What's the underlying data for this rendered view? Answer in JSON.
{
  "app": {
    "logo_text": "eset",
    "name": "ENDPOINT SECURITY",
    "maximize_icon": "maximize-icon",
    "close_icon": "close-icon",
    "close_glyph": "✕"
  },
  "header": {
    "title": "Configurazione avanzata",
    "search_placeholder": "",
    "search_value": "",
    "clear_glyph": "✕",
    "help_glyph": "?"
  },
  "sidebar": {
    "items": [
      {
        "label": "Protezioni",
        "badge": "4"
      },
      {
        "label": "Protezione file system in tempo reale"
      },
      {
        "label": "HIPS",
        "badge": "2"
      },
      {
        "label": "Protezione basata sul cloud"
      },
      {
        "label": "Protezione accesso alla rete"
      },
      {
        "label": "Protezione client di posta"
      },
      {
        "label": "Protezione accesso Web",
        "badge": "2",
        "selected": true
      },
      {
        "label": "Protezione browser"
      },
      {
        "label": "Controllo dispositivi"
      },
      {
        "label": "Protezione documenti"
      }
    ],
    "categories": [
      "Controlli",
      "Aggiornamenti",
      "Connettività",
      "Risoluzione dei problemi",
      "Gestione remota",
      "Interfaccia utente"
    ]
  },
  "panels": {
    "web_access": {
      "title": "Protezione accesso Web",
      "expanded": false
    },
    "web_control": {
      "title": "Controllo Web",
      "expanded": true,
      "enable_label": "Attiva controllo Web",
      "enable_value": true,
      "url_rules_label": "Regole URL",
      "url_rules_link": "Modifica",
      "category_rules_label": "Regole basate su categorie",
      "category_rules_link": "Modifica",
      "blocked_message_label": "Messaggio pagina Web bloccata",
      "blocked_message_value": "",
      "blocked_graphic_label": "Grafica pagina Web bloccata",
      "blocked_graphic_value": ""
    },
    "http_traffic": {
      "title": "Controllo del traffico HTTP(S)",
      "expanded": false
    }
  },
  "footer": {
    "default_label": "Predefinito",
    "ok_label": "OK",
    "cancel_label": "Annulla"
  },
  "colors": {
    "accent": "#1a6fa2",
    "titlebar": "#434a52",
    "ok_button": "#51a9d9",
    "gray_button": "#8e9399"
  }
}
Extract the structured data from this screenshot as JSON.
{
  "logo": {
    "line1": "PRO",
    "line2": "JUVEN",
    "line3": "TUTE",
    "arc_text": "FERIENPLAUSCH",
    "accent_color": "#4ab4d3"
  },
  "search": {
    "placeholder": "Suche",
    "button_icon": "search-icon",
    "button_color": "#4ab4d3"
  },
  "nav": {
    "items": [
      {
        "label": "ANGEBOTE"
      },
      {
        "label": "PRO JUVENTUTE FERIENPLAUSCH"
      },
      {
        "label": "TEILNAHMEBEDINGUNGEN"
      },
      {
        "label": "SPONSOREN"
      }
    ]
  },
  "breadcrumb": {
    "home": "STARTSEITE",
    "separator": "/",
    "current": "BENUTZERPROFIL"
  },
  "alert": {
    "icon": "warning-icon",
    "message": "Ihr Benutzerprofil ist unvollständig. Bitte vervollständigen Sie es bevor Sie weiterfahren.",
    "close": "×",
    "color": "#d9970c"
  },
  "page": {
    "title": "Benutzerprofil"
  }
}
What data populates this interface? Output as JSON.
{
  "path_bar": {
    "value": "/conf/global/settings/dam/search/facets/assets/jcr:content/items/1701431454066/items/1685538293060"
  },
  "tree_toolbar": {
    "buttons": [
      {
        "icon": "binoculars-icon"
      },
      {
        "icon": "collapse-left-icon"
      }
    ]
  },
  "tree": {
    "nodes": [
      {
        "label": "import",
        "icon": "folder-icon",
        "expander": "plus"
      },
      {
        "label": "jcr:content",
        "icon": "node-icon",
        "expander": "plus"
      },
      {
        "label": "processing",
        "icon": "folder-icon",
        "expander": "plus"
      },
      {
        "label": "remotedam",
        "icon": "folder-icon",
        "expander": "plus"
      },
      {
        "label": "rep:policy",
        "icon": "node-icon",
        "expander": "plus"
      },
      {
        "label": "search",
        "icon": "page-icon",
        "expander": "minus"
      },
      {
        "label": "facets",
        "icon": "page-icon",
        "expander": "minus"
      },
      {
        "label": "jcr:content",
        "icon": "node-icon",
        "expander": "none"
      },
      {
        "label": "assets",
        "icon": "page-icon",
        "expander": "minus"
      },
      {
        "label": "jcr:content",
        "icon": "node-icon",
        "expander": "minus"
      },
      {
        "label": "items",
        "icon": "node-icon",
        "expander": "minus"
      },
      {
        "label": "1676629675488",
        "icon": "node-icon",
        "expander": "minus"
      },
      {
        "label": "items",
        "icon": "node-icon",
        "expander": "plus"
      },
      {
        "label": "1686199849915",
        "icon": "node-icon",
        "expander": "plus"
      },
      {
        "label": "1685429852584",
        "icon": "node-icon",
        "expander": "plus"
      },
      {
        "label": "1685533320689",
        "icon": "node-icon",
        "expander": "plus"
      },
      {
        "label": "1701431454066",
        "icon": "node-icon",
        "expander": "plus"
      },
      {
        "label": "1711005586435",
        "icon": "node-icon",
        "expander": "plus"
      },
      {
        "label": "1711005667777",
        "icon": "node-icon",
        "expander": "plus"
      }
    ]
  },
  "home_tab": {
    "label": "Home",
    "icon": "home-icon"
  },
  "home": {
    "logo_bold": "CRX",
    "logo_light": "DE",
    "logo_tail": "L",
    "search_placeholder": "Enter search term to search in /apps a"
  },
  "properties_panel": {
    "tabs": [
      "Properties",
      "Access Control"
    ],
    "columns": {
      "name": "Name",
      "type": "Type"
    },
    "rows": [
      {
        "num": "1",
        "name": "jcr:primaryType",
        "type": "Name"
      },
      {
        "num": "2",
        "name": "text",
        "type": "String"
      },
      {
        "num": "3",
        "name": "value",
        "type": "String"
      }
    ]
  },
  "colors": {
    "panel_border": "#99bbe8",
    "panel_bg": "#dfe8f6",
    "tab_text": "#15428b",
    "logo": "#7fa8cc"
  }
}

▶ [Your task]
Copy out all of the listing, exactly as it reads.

▶ [Solution for this exercise]
What's the underlying data for this rendered view? Answer in JSON.
{
  "app": {
    "logo_text": "eset",
    "name": "ENDPOINT SECURITY",
    "maximize_icon": "maximize-icon",
    "close_icon": "close-icon",
    "close_glyph": "✕"
  },
  "header": {
    "title": "Configurazione avanzata",
    "search_placeholder": "",
    "search_value": "",
    "clear_glyph": "✕",
    "help_glyph": "?"
  },
  "sidebar": {
    "items": [
      {
        "label": "Protezioni",
        "badge": "4"
      },
      {
        "label": "Protezione file system in tempo reale"
      },
      {
        "label": "HIPS",
        "badge": "2"
      },
      {
        "label": "Protezione basata sul cloud"
      },
      {
        "label": "Protezione accesso alla rete"
      },
      {
        "label": "Protezione client di posta"
      },
      {
        "label": "Protezione accesso Web",
        "badge": "2",
        "selected": true
      },
      {
        "label": "Protezione browser"
      },
      {
        "label": "Controllo dispositivi"
      },
      {
        "label": "Protezione documenti"
      }
    ],
    "categories": [
      "Controlli",
      "Aggiornamenti",
      "Connettività",
      "Risoluzione dei problemi",
      "Gestione remota",
      "Interfaccia utente"
    ]
  },
  "panels": {
    "web_access": {
      "title": "Protezione accesso Web",
      "expanded": false
    },
    "web_control": {
      "title": "Controllo Web",
      "expanded": true,
      "enable_label": "Attiva controllo Web",
      "enable_value": true,
      "url_rules_label": "Regole URL",
      "url_rules_link": "Modifica",
      "category_rules_label": "Regole basate su categorie",
      "category_rules_link": "Modifica",
      "blocked_message_label": "Messaggio pagina Web bloccata",
      "blocked_message_value": "",
      "blocked_graphic_label": "Grafica pagina Web bloccata",
      "blocked_graphic_value": ""
    },
    "http_traffic": {
      "title": "Controllo del traffico HTTP(S)",
      "expanded": false
    }
  },
  "footer": {
    "default_label": "Predefinito",
    "ok_label": "OK",
    "cancel_label": "Annulla"
  },
  "colors": {
    "accent": "#1a6fa2",
    "titlebar": "#434a52",
    "ok_button": "#51a9d9",
    "gray_button": "#8e9399"
  }
}
Extract the structured data from this screenshot as JSON.
{
  "logo": {
    "line1": "PRO",
    "line2": "JUVEN",
    "line3": "TUTE",
    "arc_text": "FERIENPLAUSCH",
    "accent_color": "#4ab4d3"
  },
  "search": {
    "placeholder": "Suche",
    "button_icon": "search-icon",
    "button_color": "#4ab4d3"
  },
  "nav": {
    "items": [
      {
        "label": "ANGEBOTE"
      },
      {
        "label": "PRO JUVENTUTE FERIENPLAUSCH"
      },
      {
        "label": "TEILNAHMEBEDINGUNGEN"
      },
      {
        "label": "SPONSOREN"
      }
    ]
  },
  "breadcrumb": {
    "home": "STARTSEITE",
    "separator": "/",
    "current": "BENUTZERPROFIL"
  },
  "alert": {
    "icon": "warning-icon",
    "message": "Ihr Benutzerprofil ist unvollständig. Bitte vervollständigen Sie es bevor Sie weiterfahren.",
    "close": "×",
    "color": "#d9970c"
  },
  "page": {
    "title": "Benutzerprofil"
  }
}
What data populates this interface? Output as JSON.
{
  "path_bar": {
    "value": "/conf/global/settings/dam/search/facets/assets/jcr:content/items/1701431454066/items/1685538293060"
  },
  "tree_toolbar": {
    "buttons": [
      {
        "icon": "binoculars-icon"
      },
      {
        "icon": "collapse-left-icon"
      }
    ]
  },
  "tree": {
    "nodes": [
      {
        "label": "import",
        "icon": "folder-icon",
        "expander": "plus"
      },
      {
        "label": "jcr:content",
        "icon": "node-icon",
        "expander": "plus"
      },
      {
        "label": "processing",
        "icon": "folder-icon",
        "expander": "plus"
      },
      {
        "label": "remotedam",
        "icon": "folder-icon",
        "expander": "plus"
      },
      {
        "label": "rep:policy",
        "icon": "node-icon",
        "expander": "plus"
      },
      {
        "label": "search",
        "icon": "page-icon",
        "expander": "minus"
      },
      {
        "label": "facets",
        "icon": "page-icon",
        "expander": "minus"
      },
      {
        "label": "jcr:content",
        "icon": "node-icon",
        "expander": "none"
      },
      {
        "label": "assets",
        "icon": "page-icon",
        "expander": "minus"
      },
      {
        "label": "jcr:content",
        "icon": "node-icon",
        "expander": "minus"
      },
      {
        "label": "items",
        "icon": "node-icon",
        "expander": "minus"
      },
      {
        "label": "1676629675488",
        "icon": "node-icon",
        "expander": "minus"
      },
      {
        "label": "items",
        "icon": "node-icon",
        "expander": "plus"
      },
      {
        "label": "1686199849915",
        "icon": "node-icon",
        "expander": "plus"
      },
      {
        "label": "1685429852584",
        "icon": "node-icon",
        "expander": "plus"
      },
      {
        "label": "1685533320689",
        "icon": "node-icon",
        "expander": "plus"
      },
      {
        "label": "1701431454066",
        "icon": "node-icon",
        "expander": "plus"
      },
      {
        "label": "1711005586435",
        "icon": "node-icon",
        "expander": "plus"
      },
      {
        "label": "1711005667777",
        "icon": "node-icon",
        "expander": "plus"
      }
    ]
  },
  "home_tab": {
    "label": "Home",
    "icon": "home-icon"
  },
  "home": {
    "logo_bold": "CRX",
    "logo_light": "DE",
    "logo_tail": "L",
    "search_placeholder": "Enter search term to search in /apps a"
  },
  "properties_panel": {
    "tabs": [
      "Properties",
      "Access Control"
    ],
    "columns": {
      "name": "Name",
      "type": "Type"
    },
    "rows": [
      {
        "num": "1",
        "name": "jcr:primaryType",
        "type": "Name"
      },
      {
        "num": "2",
        "name": "text",
        "type": "String"
      },
      {
        "num": "3",
        "name": "value",
        "type": "String"
      }
    ]
  },
  "colors": {
    "panel_border": "#99bbe8",
    "panel_bg": "#dfe8f6",
    "tab_text": "#15428b",
    "logo": "#7fa8cc"
  }
}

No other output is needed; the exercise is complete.